Data from a phase 2 safety study presented at the 2021 Alzheimer’s Association International Conference, July 26-29, showed that gemfibrozil (Lopid; Pfizer), a lipid-lowering drug, had a robust impact on metabolic and cardiovascular disease end points in patients with prodromal Alzheimer disease. Lead author Gregory A. Jicha, MD, PhD, professor of neurology, Alzheimer’s Disease Research Center, University of Kentucky College of Medicine, and colleagues concluded that the overlap in disease mechanisms and possible therapeutics for prevention of dementia caused by AD and or CVD is “remarkable.” Individuals were randomly assigned to treatment with gemfibrozil 600 mg orally twice daily or placebo for 48 weeks and were evaluated on safety, microRNA-107 levels, and amyloid-beta (Aß) levels. Treatment with gemfibrozil resulted in significant improvements in plasma glucose (P <.001), lipid levels (P <.001), and trends in CVD imaging biomarkers including reductions in WMHyperintensity volumes, accompanied by ASL perfusion increases in the dorsolateral prefrontal cortex (P = .13), hippocampus (P = .10), and posterior cingulate cortex.
Using a developed endophenotype molecular network-based methodology, investigators concluded that sildenafil (Revatio) is a promising drug candidate for prevention and treatment of patients with Alzheimer disease. Presenting author Feixiong Cheng, PhD, assistant professor, Department of Molecular Medicine, Cleveland Clinic, and colleagues validated their network-based predictions of promising AD drug candidates using state of-the-art pharmacoepidemiologic analysis of 7.23 million US commercially insured individuals. After 6 years of follow-up, investigators found that sildenafil use was significantly associated with a 69% reduced risk of AD compared with matched non-sildenafil use. Across all 5 drug cohorts, individuals with coronary artery disease (CAD), hypertension (HT), and type 2 diabetes (T2D) all had reduced likelihood of AD when using sildenafil.
A gamma sensory stimulation device, developed by Cognito Therapeutics, was found to be safe for self-administration at-home for patients with mild to moderate Alzheimer disease (AD), according to data presented by Martin Williams, BS. The investigators discussed the high daily adherence rate (90%) with the system, which uses noninvasive, visual and auditory gamma (40 Hz) sensory stimulation. Following clinic EEG to confirm gamma entrainment and device calibration, the study enrolled a total of 74 subjects, participating in the 6-month treatment study and randomized 2:1 into treatment and sham groups. The treatment group had a final mean adherence of 90.2%, compared to the sham group, which had a final mean adherence of 95.9%. Additional data from the phase 2 study, dubbed OVERTURE, showed that gamma frequency neuromodulation over the 6-month period reduced nighttime active durations and maintained daytime activities in this patient population.

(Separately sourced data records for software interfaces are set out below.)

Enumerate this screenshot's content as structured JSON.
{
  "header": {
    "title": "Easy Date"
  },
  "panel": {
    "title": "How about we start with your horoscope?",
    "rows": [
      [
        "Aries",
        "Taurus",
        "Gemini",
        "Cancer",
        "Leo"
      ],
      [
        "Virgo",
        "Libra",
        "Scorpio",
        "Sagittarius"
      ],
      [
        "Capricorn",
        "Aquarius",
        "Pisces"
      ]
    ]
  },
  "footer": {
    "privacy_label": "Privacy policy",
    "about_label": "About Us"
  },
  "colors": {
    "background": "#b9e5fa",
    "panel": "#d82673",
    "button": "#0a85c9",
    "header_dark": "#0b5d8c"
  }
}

For more direct access to expert insight and coverage of AAIC 2021, head to NeurologyLive.com. This has been Neurology News Network. Thanks for watching